Another band under The Beatles psychedelic sway was The Move, an R&B/soul group from Birmingham. They "moved" to London (hence the group's moniker) in 1966 and after a bit, scored a residency at the famed Marquee Club. Roy Wood, the leader, guitarist and singer liked the psychedelic sound of Pink Floyd and Tomorrow and started to write songs that aped the style while not taking LSD or smoking marijuana himself. Trevor Burton, the band's original bassist, did some inner-exploration of his own and regaled Wood about his own trips and that's how Flowers In The Rain and I Can Hear The Grass Grow came about. The group's first album, simply called The Move, was released in late 1967 and sported a groovy cover by The Fool, the Dutch artists' collective that designed the "Sgt. Pepper.." inner record sleeve. The album was a mix of styles..some psych..some straight-up R&B..and even a faux-doo-wop ditty Zing Went The Strings Of My Heart, sung by Bev Bevan, the band's drummer (later in Electric Light Orchestra). Ace Kefford, the lead singer from the Marquee days through the first album..left due to Wood's intense control of the band. Wood took over all lead vocal duties and they recorded Shazam in 1968. "Shazam" leans in a harder rock direction and the psychedelia is limited to just a couple of tracks..though one of those is the superb Fields Of People..written by a coupla blokes surnamed Day and Pierson...it starts out as an almost folky number with acoustic guitars and some jokey spoken-word bits thrown in by Wood..with him asking supposed passers-by if they're going to the pub or saying "There's a bloke 'ere 'oos loookin' fer the band"--as if the group are playing out on a street. The song builds up to a nice crescendo..then ends...so you think..but a guitar fades in playing a raga-like pattern of notes..is joined by a second guitar and they tear into some nice raga-rock with drums and bass included--it's one of The Move's finest moments. Another personnel change brought Jeff Lynne, a Brummie friend of Wood's, who's own psych group The Idle Race had split. They made 1970's Looking On as a four-piece and Lynne's pop talents eased the hard rock sound a bit..not much, though..as Wood favored heavy bass lines and crunching guitar chords, especially on Brontosaurus and the title track. Roy Wood was becoming tired of writing songs that would only fit The Move's parameters and wanted to take the classical/rock fusion to a whole new level. He knew he couldn't accomplish that with The Move, so he and Lynne started planning and writing tunes for what they thought would be a side project. The Move recorded what would be their final album Message From The Country in 1971. On that record, it was Wood, Lynne, Bevan and producer/musician Denny Cordell as the line-up. There are some interesting tunes..It Wasn't My Idea To Dance, the album opener..utilizes what sounds like a hurdy-gurdy for a lead instrument and a box of gravel for a rhythm track...and Lynne's The Words Of Aaron gives you a taste of what his later 70s pop forays will sound like...but it's not as strong a record as it could have been and doesn't compare with "The Move" or "Shazam". The Move finally split in 1972, with the single California Man as their farewell release..which coincided with the first album of Wood and Lynne's new band Electric Light Orchestra. Wood split from E.L.O. after their first record No Answer (that was it's title in the States anyway) to form his glam-rock/50s hommage outfit Wizzard and Lynne would hone E.L.O.'s sound into radio-friendly hook-laden pop and find international popularity along the way.

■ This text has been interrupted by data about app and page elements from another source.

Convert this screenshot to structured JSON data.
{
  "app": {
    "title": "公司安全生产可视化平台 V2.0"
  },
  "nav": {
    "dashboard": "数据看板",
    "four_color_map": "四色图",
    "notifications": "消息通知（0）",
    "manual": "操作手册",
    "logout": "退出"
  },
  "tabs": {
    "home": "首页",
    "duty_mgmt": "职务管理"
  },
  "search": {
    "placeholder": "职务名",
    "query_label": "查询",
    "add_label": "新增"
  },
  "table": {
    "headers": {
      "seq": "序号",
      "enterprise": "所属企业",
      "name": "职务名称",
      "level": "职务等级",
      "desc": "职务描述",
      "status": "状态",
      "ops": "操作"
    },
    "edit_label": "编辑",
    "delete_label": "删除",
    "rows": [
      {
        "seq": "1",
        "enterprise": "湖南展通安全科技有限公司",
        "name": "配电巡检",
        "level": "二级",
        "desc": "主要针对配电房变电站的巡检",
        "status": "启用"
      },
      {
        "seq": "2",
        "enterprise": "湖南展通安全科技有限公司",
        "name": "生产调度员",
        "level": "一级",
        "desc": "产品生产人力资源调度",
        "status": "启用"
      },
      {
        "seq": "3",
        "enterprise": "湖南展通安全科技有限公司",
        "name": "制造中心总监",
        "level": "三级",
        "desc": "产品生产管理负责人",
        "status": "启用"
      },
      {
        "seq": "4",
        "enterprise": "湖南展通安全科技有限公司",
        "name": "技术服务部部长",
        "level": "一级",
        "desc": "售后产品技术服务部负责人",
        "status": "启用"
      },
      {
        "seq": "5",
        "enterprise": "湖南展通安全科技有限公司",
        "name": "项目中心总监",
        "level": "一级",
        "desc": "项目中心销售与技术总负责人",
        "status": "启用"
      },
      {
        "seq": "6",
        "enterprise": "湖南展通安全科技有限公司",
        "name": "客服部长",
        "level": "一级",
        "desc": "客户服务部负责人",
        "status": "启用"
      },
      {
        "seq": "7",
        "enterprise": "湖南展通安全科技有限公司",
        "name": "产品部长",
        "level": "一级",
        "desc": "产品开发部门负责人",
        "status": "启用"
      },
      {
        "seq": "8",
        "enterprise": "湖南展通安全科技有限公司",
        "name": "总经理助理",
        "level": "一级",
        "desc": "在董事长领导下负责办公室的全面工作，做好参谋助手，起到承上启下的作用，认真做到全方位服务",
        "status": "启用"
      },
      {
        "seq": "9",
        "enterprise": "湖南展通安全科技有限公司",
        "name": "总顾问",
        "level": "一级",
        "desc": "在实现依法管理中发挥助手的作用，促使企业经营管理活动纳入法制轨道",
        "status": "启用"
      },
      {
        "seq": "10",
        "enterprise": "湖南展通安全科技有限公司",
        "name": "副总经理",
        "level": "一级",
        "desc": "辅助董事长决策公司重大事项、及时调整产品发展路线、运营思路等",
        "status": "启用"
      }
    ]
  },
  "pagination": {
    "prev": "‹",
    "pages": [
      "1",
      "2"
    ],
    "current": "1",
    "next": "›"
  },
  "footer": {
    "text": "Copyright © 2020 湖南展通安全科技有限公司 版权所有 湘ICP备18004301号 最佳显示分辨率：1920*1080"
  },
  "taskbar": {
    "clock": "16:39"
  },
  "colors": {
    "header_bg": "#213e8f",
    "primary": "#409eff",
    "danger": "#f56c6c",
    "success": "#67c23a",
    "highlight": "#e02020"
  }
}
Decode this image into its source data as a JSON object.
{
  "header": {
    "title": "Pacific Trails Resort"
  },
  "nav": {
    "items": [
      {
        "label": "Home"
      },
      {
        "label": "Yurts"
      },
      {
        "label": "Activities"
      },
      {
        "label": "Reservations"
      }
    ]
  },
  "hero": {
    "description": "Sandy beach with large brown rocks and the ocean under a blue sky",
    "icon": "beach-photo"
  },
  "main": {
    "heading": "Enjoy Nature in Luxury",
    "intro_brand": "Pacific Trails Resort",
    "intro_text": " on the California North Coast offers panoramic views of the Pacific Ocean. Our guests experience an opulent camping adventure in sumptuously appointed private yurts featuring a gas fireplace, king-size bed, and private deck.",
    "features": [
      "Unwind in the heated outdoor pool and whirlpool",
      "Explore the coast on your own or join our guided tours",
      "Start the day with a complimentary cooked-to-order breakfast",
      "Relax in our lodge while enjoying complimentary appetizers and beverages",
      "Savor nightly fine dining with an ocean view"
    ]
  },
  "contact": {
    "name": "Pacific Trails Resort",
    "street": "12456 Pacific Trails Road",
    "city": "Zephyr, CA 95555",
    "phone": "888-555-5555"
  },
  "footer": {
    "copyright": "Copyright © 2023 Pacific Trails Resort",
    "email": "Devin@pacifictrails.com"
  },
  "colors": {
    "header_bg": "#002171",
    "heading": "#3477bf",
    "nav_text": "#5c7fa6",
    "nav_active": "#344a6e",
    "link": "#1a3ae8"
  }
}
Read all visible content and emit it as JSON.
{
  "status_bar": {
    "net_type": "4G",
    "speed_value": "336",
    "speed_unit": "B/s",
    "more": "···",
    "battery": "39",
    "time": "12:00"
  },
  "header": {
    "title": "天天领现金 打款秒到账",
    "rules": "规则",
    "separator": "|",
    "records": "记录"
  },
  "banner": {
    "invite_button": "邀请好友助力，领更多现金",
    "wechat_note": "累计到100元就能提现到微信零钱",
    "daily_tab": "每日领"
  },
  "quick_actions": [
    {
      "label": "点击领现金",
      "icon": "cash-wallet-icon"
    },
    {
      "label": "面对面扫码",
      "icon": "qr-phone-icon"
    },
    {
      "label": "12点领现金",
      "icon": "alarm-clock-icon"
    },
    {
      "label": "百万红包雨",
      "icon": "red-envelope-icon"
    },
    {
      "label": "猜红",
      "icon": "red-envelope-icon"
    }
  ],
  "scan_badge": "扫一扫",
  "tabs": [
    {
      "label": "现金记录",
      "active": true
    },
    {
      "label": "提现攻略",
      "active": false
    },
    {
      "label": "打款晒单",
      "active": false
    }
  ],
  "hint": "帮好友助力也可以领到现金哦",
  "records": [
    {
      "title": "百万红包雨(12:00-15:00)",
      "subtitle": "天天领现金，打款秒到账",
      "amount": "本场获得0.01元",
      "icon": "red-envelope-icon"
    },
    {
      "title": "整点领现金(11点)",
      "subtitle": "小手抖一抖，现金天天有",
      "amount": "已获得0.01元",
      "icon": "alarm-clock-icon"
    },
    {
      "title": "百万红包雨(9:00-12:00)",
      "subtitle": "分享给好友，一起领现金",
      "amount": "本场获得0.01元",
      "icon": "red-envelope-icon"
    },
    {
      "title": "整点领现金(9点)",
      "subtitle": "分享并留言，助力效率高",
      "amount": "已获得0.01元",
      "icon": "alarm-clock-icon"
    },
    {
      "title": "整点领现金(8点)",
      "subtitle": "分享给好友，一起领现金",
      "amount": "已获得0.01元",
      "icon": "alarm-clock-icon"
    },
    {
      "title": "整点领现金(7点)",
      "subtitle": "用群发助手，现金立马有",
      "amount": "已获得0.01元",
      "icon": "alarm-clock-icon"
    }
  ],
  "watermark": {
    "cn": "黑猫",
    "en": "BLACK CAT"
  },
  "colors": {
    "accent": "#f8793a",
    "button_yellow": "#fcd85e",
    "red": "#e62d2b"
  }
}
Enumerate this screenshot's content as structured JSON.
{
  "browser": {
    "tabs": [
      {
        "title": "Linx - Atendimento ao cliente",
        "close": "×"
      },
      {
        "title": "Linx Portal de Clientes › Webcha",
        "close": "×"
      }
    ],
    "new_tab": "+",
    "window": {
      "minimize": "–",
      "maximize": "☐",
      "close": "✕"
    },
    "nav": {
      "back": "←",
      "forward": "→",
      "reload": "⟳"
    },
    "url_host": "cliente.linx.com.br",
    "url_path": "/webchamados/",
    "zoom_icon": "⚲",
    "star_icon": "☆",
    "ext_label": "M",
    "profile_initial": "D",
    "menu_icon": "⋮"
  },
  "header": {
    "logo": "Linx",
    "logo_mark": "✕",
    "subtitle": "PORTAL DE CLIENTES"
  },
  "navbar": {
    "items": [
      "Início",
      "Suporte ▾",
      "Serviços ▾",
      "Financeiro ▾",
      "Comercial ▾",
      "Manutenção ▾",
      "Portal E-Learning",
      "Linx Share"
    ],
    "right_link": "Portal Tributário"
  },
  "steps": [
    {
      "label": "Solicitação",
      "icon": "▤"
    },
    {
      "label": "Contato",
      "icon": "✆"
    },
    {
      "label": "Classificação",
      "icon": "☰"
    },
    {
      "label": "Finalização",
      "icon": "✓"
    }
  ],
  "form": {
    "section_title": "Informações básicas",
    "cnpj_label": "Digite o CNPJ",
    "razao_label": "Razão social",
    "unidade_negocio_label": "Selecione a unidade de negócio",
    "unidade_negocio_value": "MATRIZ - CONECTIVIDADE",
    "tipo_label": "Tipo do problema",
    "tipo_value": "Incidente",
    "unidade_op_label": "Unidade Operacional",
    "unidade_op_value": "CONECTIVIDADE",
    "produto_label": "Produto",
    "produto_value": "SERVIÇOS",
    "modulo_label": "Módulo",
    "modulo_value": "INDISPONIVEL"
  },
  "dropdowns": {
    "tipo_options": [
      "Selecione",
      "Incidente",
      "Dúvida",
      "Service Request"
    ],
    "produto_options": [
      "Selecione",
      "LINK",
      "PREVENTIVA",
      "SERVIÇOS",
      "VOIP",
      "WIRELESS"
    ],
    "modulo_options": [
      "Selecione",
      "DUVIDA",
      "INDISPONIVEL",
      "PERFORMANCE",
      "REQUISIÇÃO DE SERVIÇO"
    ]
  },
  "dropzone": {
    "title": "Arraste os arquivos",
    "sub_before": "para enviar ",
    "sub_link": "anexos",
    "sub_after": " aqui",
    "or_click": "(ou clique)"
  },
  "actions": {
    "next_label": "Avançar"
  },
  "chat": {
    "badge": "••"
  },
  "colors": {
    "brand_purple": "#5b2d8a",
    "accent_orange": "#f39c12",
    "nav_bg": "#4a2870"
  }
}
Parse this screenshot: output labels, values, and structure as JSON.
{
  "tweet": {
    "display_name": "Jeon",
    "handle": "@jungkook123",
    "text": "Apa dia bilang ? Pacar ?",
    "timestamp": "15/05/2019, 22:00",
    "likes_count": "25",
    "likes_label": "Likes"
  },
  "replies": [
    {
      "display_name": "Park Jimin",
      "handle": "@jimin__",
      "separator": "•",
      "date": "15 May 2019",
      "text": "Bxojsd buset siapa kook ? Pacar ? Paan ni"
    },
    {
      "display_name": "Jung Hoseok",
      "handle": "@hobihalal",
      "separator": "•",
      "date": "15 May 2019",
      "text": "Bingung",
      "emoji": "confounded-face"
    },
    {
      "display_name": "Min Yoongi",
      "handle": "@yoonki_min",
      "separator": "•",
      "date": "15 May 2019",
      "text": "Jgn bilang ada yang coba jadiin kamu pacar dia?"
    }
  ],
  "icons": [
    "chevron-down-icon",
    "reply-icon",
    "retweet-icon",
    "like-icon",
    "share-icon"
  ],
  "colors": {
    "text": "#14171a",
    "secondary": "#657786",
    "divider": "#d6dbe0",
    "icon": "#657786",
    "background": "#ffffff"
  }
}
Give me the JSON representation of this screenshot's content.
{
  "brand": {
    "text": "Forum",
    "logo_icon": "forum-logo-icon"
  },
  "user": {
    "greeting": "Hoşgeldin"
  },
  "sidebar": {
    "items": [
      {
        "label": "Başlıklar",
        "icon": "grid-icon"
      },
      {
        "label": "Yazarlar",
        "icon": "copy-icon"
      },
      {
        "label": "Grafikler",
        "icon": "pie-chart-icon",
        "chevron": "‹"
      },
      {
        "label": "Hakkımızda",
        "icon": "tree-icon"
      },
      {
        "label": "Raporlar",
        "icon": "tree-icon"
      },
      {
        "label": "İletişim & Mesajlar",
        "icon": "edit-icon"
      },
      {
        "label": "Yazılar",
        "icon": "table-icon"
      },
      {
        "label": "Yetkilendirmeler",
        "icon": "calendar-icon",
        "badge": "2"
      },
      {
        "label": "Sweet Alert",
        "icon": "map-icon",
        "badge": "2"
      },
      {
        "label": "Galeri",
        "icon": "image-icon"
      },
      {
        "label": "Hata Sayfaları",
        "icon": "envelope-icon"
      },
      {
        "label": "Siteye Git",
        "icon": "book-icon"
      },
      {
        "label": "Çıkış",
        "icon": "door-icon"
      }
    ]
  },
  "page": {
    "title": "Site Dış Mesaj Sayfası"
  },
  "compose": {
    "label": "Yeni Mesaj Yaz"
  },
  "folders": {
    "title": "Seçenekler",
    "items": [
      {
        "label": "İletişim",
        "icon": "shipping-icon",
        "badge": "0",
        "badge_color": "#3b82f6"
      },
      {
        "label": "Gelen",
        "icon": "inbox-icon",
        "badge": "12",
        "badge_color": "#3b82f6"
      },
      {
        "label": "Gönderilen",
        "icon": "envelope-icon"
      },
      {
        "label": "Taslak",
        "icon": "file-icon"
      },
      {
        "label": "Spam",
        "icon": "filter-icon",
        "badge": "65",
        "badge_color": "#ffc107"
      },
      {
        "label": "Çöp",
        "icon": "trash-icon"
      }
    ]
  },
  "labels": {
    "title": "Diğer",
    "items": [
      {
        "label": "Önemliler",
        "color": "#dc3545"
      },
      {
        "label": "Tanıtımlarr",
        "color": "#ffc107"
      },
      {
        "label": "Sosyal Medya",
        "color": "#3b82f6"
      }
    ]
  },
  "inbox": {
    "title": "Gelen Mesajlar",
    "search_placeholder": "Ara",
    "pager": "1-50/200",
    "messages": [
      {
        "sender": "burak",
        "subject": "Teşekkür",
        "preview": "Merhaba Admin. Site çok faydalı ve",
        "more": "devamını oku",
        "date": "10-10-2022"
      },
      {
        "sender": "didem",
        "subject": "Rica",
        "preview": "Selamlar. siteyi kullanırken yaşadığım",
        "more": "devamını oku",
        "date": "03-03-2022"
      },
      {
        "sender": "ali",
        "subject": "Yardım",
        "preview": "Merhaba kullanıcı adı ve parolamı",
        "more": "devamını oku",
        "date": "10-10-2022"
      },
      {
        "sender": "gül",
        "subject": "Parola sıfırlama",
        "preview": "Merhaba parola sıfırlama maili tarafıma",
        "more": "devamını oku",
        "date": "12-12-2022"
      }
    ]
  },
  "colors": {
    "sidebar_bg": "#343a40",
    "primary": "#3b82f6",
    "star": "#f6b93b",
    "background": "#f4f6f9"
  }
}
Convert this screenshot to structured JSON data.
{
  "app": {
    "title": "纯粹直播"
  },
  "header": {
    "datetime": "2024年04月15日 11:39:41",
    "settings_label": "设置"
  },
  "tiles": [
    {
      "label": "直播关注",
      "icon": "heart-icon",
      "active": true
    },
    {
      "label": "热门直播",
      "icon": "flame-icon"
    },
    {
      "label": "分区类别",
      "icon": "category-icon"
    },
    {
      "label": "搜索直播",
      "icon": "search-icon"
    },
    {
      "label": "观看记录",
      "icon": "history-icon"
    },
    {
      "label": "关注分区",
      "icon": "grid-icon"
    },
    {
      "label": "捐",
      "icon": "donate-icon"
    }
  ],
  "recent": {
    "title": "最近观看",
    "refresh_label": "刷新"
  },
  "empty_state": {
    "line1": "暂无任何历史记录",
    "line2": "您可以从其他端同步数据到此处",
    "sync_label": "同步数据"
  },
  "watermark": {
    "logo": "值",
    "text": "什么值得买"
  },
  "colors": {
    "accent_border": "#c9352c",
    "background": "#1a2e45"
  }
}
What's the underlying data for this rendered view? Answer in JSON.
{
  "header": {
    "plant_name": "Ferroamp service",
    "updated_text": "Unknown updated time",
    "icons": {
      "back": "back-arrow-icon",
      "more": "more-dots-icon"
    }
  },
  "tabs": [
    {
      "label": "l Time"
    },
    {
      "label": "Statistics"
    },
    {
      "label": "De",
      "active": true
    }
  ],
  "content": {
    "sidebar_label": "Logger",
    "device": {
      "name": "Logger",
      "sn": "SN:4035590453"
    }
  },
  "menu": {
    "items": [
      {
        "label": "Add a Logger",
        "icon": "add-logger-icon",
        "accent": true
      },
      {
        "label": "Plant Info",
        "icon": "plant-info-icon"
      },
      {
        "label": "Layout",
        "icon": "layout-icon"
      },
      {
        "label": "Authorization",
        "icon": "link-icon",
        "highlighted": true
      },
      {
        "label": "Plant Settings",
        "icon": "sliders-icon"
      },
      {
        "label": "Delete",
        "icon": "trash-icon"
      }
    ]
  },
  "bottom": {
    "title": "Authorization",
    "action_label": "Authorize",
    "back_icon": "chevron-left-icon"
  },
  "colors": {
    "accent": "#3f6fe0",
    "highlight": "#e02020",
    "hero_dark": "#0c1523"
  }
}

O.K., gentle readers..that's it for this week--it's my birthday tomorrow...that's right..I'm off to Minneapolis to party with The Purple One, who shares my birthday...I invited M.A.D. along..so be there or be square! Actually, I'll be here--and M.A.D. sent me a mix tape..Yeah! Maybe he put a Prince track on the tape, though..so I'm not too far off...